Cybertrash STATYX review

Had Cybertrash STATYX existed in the ‘90s, it would almost certainly be an Amiga 1200 title circa 1993. Not any Amiga game, but one heralded by the format centric magazines for showing the humble home computer can hold its own against the 16-bit consoles. It’s reminiscent of Elfmania and Fightin’ Spirit in particular, featuring anime tropes – busty female protagonists with brightly coloured hair, specifically – yet originating from a Western studio. It may be mistaken for a Japanese production at first glance, but play it for just a few minutes and you’ll discover that it has none of the tact of the games Konami, Capcom, and Treasure were putting out at the time.
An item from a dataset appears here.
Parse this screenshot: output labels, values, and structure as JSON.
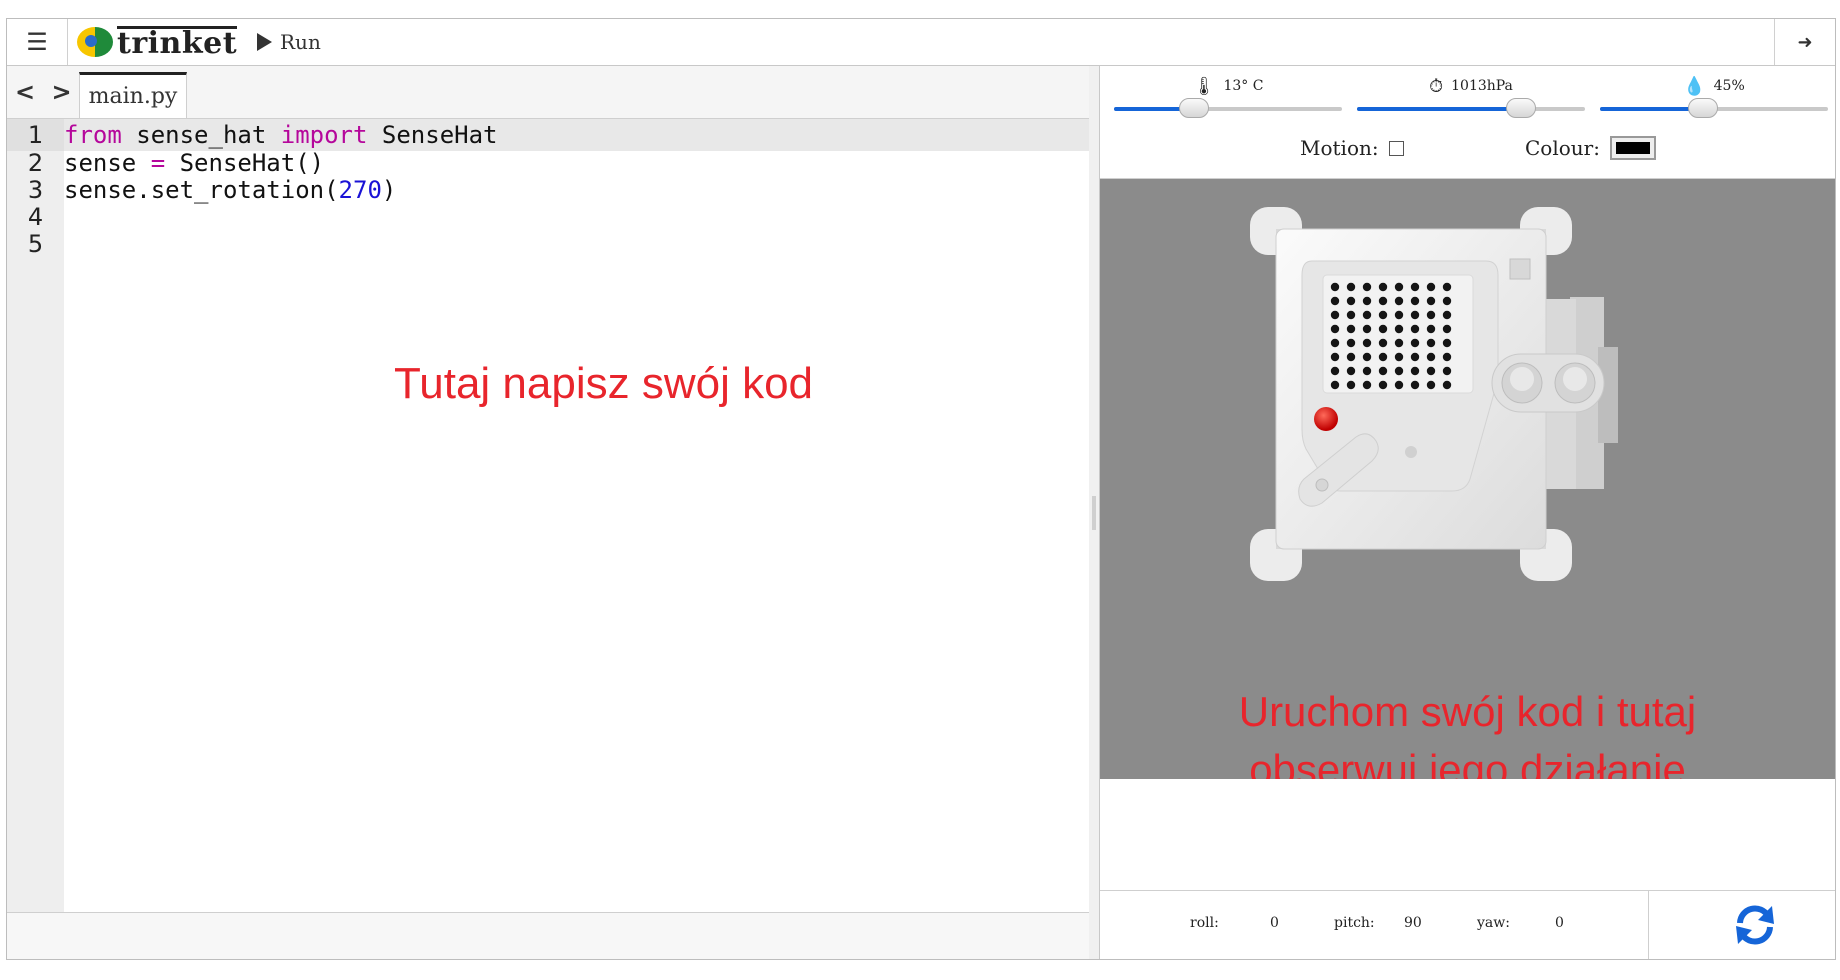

What we have here is a scrolling 2D shooter, of the cyberpunk variety, that can’t quite be classed as a run ‘n gunner. Enemies react to your presence – or rather, your line of sight – and as such it’s essential to duck behind cover before returning fire. You’ll also need to slide under projectiles, with said ability also used to launch into a higher jump. It takes a few minutes to acquaint with this mechanic, and thankfully there’s a flashback scene allowing for this. Coupled with enemies that explode when defeated, inadvertently harming our protagonist Jen – who teams up with Nex to expose a futuristic implant research lab – this makes for a slight learning curve.

Cybertrash STATYX review

There’s both an XP-based levelling up system and an in-game currency present too, helping to prevent this from being overly arcade-like. A couple of stages in, Jen can improve her weapon handling and agility, along with her luck and hacking skills. Luck reduces the chance of being hit, while increased agility makes the ‘side ‘n jump’ mechanic almost redundant, leaving not much else to master. Hacking, meanwhile, allows access to weapon crates (containing pistols, shotguns, lasers, etc) while currency is used to purchase health and ammo mid-stage. It’s definitely worth boosting hacking skills, as Jen only has three hit points, and before a boss, you may be able to hack a high level chest and obtain a heavy weapon.

But these upgrades come at a cost, and it’s to the game’s detriment – they make a short experience even shorter by greatly reducing the difficulty. The second stage, taking the form of a tower climb where it’s possible to fall, is in fact the hardest here – save perhaps for the surprise inclusion of land mines during one of the final scenes. Bosses appear at the end of every mission, mostly taking the form of towering mechs, and all of these can be defeated by crouching next to them and unloading a heavy weapon before finishing them off with the default pistol. This even includes the slightly more dramatic final boss fight, which the storyline builds up to.

Cybertrash STATYX review

Aside from the 2-3 hour runtime, a few other issues soon come to light. That aforementioned tower climb stage is one of the more unique examples of level design, with the vast majority simply involving running from left to right. The only reprise comes in the form of flashback sequences that play similarly to a mini-game, with one taking the form of a game of tag, and another involving ‘hide and seek’. The checkpoint system is also fond of saving progress when you’re on death’s door, although this isn’t too problematic as health drops are common.  

Cybertrash STATYX isn’t a load of cyber trash. Not quite, at least. It controls well enough despite only having three-way aiming, it’s reasonably action packed in terms of stuff to shoot at, and there’s a fair attempt at establishing a sci-fi world in which to tell a story – but there isn’t much here in terms of substance. This isn’t something I felt I had to get better at, but rather simply endure until the credits rolled. In the end, it’s no more memorable than all those crusty half-baked Amiga games that nobody remembers. Like Elfmania.

Uncle Frost Team’s Cybertrash STATYX launches on all formats on March 13th. Published by Sometimes You.